  • November 13, 2015; Pasco Community College, Dade City, FL; Register
  • November 14, 2015; Camilla, GA (SOWEGA Fire Chiefs; Register
  • December 5, 2015; Glendale, AZ; Register

For those who have yet to attend “Know Your Smoke” – take a moment and listen to a few thoughts about the training.

Dix Hills, NY:  Four departments chip in to purchase Cyanokit and Save a Life!A 70 year-old man was spared death – and only because he received the Cyanokit.  The Coalition is well aware of the cost of the kit, but there is no other “antidote” approved by the FDA for cyanide poisoning in smoke inhalation.  There are other means of treatment, but not as effective as the antidote that directly counteracts the hydrogen cyanide poisoning.  In this particular case, four departments shared the cost of the Cyanokit.  According to Chief Robert Fling, Dix Hills Fire Department, “soot was visible in the man’s airway.”  Chances are he would not have survived without the antidote.  As Chief Fling so aptly stated, “The Cyanokit is the “Narcan” for smoke inhalation.” Sharing the cost of the Cyanokit may not be possible for all departments, but it’s obviously a life-saving plan worth sharing. All are to be commended and thanked for being progressive and resourceful.View the story as reported by Sophia Hall, WCBS.

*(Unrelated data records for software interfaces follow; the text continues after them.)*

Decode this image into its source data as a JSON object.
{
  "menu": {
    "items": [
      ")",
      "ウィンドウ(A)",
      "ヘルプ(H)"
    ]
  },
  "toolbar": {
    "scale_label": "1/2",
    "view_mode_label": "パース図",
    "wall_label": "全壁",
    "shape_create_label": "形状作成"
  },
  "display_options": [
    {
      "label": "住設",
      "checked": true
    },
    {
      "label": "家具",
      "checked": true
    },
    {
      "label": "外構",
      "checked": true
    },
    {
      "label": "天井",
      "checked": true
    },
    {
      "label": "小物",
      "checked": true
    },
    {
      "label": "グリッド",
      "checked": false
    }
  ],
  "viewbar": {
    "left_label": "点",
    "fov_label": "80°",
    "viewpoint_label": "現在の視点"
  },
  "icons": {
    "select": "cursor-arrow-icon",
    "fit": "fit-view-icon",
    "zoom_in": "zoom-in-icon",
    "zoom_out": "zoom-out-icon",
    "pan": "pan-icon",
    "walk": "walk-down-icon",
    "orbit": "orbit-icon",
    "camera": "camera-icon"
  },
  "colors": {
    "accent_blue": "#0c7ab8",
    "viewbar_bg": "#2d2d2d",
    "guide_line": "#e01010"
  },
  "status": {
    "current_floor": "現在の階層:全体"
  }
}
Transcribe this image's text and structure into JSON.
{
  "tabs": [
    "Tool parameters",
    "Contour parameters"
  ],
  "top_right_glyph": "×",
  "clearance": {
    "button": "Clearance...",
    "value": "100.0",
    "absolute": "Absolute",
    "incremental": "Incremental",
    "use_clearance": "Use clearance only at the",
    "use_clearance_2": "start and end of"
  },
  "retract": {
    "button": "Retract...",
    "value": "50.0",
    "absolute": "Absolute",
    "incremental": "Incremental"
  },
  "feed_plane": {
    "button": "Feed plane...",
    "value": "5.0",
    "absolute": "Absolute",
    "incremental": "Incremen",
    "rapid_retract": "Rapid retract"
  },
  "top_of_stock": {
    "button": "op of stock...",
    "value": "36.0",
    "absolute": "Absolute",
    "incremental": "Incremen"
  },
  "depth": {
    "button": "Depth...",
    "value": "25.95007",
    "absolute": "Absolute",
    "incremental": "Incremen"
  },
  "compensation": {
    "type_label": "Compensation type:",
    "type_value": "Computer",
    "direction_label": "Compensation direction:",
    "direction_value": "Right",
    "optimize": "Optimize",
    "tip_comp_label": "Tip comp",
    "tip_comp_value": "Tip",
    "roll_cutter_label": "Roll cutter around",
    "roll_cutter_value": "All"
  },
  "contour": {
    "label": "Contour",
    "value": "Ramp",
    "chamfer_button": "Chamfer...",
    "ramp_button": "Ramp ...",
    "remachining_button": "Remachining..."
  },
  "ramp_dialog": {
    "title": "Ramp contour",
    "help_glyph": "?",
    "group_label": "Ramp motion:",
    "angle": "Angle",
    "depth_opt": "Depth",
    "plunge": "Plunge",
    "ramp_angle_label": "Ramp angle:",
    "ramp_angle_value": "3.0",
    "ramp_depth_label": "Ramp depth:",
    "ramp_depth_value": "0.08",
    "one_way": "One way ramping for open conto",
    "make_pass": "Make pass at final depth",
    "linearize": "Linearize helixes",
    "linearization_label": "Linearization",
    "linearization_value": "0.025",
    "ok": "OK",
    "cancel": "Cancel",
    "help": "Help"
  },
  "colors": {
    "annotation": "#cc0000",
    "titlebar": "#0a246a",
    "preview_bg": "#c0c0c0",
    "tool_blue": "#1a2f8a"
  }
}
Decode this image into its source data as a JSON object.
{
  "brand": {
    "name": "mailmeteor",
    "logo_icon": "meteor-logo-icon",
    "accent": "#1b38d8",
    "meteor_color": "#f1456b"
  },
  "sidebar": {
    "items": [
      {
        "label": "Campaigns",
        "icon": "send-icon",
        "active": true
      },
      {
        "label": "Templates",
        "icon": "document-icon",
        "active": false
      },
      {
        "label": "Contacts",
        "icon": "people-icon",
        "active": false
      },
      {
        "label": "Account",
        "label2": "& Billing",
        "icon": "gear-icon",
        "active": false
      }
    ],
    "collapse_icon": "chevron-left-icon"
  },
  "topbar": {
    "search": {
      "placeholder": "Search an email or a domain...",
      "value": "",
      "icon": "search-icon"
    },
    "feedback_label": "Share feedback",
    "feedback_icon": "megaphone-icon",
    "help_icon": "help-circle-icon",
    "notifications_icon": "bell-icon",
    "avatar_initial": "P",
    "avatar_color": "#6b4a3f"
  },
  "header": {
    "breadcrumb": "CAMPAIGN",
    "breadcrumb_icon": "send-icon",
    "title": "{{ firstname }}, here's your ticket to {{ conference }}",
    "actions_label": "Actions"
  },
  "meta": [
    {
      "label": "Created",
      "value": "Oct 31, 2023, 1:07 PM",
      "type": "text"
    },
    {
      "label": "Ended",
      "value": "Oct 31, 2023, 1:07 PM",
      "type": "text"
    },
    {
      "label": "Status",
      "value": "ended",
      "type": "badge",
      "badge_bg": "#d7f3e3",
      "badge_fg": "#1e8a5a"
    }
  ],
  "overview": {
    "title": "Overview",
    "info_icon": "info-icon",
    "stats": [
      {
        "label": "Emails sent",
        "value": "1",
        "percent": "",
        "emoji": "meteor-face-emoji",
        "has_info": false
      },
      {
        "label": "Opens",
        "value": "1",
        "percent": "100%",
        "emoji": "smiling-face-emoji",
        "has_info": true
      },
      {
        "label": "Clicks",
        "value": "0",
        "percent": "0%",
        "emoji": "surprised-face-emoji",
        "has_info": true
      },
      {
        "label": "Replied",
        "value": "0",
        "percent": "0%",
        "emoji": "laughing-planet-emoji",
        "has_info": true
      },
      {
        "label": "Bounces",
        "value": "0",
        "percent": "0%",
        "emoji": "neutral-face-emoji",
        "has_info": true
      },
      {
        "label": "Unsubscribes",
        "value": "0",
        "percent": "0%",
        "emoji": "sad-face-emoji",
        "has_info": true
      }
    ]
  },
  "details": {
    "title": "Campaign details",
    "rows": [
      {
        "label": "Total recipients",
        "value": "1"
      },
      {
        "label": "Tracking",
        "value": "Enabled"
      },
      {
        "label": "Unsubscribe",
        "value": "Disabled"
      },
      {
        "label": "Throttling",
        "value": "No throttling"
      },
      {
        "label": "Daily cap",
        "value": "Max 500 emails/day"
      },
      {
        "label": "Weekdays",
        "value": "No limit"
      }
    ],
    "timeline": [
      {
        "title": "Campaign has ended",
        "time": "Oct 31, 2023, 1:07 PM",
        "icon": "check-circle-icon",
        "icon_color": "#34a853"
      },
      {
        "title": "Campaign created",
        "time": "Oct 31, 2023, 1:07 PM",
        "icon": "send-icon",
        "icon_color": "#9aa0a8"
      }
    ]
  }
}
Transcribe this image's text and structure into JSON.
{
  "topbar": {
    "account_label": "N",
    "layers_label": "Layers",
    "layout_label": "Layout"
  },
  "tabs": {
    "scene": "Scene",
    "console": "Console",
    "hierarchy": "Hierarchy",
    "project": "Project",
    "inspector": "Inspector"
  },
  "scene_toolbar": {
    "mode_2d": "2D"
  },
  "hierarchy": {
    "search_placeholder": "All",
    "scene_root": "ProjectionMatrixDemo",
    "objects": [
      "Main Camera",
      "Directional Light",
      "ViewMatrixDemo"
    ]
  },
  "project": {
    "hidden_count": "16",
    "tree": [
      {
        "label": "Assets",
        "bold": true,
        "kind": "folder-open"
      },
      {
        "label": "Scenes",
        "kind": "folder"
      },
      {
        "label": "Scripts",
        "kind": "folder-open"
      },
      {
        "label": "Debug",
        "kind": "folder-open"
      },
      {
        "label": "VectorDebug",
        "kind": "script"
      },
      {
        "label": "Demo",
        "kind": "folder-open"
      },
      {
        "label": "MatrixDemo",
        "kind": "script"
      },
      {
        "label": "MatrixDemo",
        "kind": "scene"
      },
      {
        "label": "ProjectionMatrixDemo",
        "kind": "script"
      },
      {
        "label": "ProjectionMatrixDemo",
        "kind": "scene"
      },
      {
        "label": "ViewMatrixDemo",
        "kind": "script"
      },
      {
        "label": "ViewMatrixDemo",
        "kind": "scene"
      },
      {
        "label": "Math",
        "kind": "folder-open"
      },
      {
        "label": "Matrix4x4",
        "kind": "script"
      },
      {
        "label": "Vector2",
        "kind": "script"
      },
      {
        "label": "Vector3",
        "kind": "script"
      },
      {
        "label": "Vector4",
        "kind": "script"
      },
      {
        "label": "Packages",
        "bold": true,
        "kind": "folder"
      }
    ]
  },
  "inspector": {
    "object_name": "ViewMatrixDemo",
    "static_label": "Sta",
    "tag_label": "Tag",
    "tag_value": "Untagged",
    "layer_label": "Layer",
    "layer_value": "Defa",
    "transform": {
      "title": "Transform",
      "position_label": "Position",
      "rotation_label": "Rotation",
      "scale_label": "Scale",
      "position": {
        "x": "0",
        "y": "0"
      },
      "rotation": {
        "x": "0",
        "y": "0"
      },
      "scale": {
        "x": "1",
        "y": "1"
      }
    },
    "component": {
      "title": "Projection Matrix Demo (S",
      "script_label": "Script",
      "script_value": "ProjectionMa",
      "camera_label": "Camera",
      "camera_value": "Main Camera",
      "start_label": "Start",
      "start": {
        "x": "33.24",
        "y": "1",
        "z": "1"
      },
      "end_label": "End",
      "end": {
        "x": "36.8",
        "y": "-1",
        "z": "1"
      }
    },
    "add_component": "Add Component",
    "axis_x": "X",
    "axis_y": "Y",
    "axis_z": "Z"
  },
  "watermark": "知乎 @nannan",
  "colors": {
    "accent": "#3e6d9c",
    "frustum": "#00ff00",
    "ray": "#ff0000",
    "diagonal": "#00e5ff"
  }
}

Fire Smoke Coalition, Inc.

323 North Delaware  Street

Indianapolis, IN  46204

(317) 690-2542

Contact Executive Director: shawn@firesmoke.org

A Bad Day for a Great Officer.

This graphic video is not to second guess or “armchair quarterback” an incident.  It is, however, a brief snapshot into an evolving incident.  A snapshot that allows all of us, who “are of the cloth” (Blue), to say,there but for the Grace of God...”.

Our thoughts and prayers are extended to our Fresno Family.

There has been a lot of discussion and, as always, that is how we learn and hone our craft.

Anyone with further information…please, respectfully, post in the comment section.         Stay safe out there…

Know Your Enemy!!!

Learn all you can about fire behavior and fire dynamics!

 

The Big Move…

It’s really not a big move at all.

I am working in so many areas that it became apparent that I needed a media apparatus that could keep up with me.  WordPress was suggested a long time ago and as with most folks…change came slowly.

Let me know what you think.  I have been importing articles and posts from my other sites, so I apologize if you have “Seen that Before”… lol.

Maybe you’re like me and when you view something again…you see something you missed or never saw before…

At the very least, chalk it up to me trying to organize my thoughts in one place…

You try doing that and let me know how you make out….

Be well…